Information supplied: Begin

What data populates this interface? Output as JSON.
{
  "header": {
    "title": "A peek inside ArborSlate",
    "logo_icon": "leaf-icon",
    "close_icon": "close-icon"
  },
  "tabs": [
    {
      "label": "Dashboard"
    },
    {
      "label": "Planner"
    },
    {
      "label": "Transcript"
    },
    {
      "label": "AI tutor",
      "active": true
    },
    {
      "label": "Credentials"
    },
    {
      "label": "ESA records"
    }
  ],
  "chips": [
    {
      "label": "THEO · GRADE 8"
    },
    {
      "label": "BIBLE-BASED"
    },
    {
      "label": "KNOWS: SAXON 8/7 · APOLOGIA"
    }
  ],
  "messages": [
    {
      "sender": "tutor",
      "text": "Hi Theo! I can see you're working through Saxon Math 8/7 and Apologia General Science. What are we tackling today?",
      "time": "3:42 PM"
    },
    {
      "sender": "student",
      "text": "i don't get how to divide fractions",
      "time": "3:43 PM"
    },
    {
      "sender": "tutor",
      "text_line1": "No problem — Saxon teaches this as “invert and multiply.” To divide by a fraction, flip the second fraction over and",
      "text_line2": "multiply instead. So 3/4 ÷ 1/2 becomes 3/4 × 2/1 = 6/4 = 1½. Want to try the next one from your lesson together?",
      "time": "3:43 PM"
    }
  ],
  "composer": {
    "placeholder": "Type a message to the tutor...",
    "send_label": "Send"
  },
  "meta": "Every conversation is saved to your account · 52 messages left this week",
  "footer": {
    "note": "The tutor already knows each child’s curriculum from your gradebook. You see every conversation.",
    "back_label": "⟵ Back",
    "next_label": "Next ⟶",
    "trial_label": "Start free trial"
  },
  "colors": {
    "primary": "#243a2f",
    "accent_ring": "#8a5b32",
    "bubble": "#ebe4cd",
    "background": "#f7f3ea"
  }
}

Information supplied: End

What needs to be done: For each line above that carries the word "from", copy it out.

Result of this task:
      "text_line2": "multiply instead. So 3/4 ÷ 1/2 becomes 3/4 × 2/1 = 6/4 = 1½. Want to try the next one from your lesson together?",
    "note": "The tutor already knows each child’s curriculum from your gradebook. You see every conversation.",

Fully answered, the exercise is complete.